They were 6-160 in the first dig and 7-53 in the second. So this wasn’t a case of Green making cheap runs after WA’s top seven had worn out the Queensland attack, instead he saved his side from potential disaster in both innings.
This is the same prodigy who, as a 17-year-old, made a remarkable Shield debut, taking 7-80 against Tasmania. Green then followed that up, in his fifth Shield match, by tearing Tasmania apart with match figures of 9-42.
Last month I flagged Green as one of the players to watch in this Shield season, highlighting that his significant batting talent was yet to be unleashed at state level.
Now he has showcased that batting ability in spectacular fashion. As a red-ball cricketer, in particular, Green’s potential is jaw-dropping. To date he has taken 28 wickets at 21 in first-class cricket to go with 376 runs at 38.
Very, very few players in modern history have made this dominant a start to their Shield careers at such a young age.
Green is the most gifted all-rounder to emerge from the Australian domestic scene since Shane Watson was carving up the Shield as a teenager some 19 years ago.
Given the Australian selection panel’s fondness for all-rounders, it will be fascinating to see whether Green is rushed into the national set-up or allowed to mature, as he should be. That may well depend on which aspect of his game comes to the fore over the remainder of this summer.
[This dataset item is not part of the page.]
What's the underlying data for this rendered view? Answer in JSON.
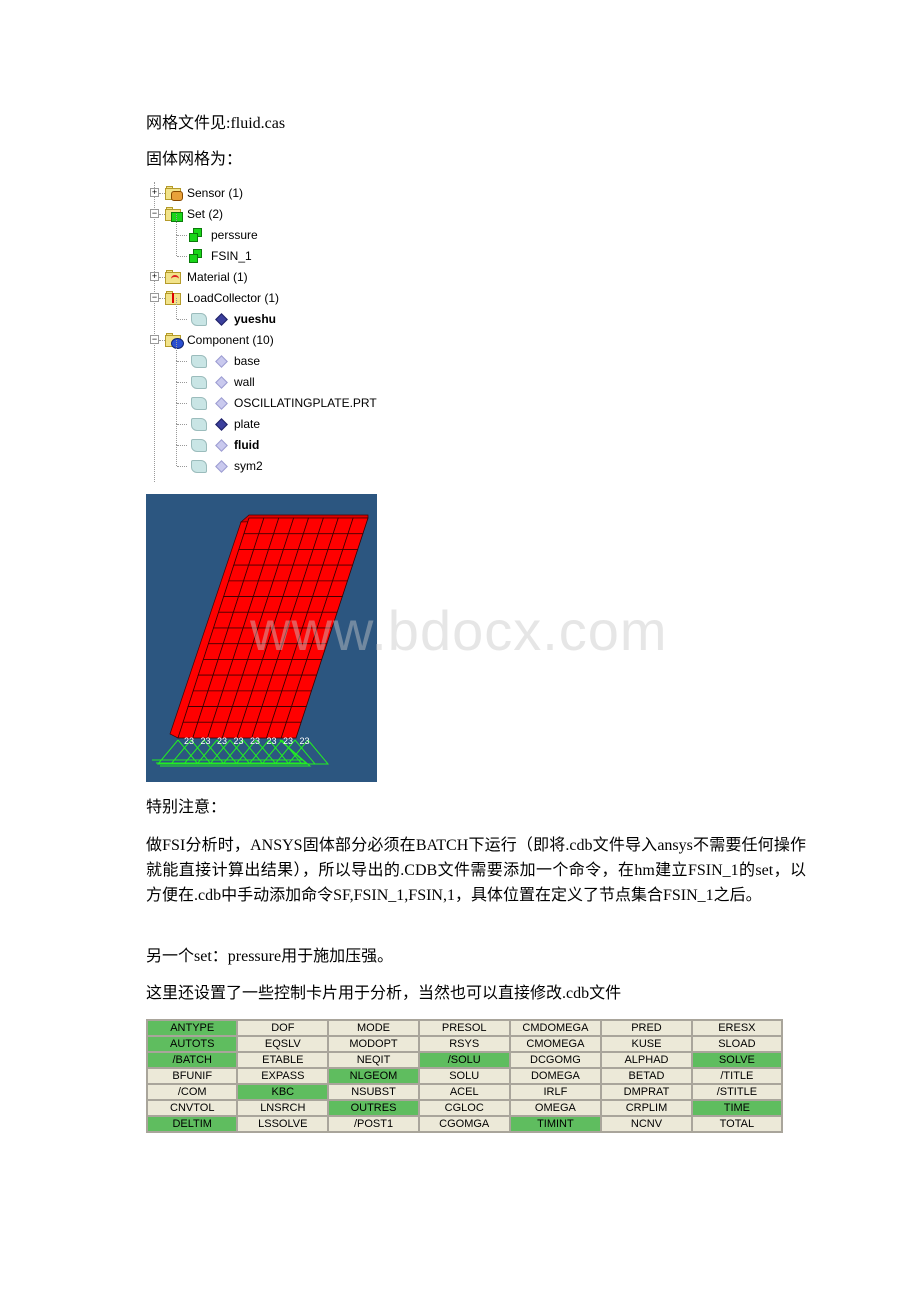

Due to Australia’s wealth of pace options, bowling all-rounders seem to be far less in demand than batting all-rounders. Green has been batting at eight for WA in the Shield, which based on common sense, would make it unlikely for him to get picked to bat in Australia’s Test top seven. Wicketkeeper Tim Paine’s prolonged batting slump would make it even less likely.
Australian coach Justin Langer yesterday joked about Green: “Can we slide him in the (Test) top four?”. Langer was the coach of WA when Green made his Shield debut so he’s well aware of his ability.
With the ball Green’s attributes are obvious. He is accurate, swings the ball consistently and quite late, and earns steepling bounce due to his 200-centimetre frame. In style and size he is most similar to current Australian star Josh Hazlewood and former Test gun Stuart Clark.
With the blade, meanwhile, he is a powerful striker who is also prepared to graft for runs. In the first innings against Queensland this week Green cautiously played himself in. His first 20 runs came off 52 balls. Operating like a composed specialist batsman, he respected the good balls and pounced on loose offerings. In the second innings Green was more expansive in his strokeplay and was especially aggressive against leg spinner Mitchell Swepson.
His massive reach made it hard for Swepson to find the correct length. Green alternated between stretching forward to drive Swepson or, when the spinner changed his length, rocking back to cut and pull.
As you would imagine for such a huge man, Green has ferocious power in his strokes. Yet the shots which stood out most across both innings were a series of perfectly timed drives down the ground from the quicks – just leaning on the ball rather than thumping it.
Green bats in the top order for Subiaco-Floreat in WA Premier Cricket, where he has made 632 runs at 63 in the past two seasons. He is more than just a bowler who can bat. Green is a genuine all-rounder.
Such players don’t come around very often. Whether he can deliver on this promise, only time will tell – but there is no question he is a truly phenomenal talent.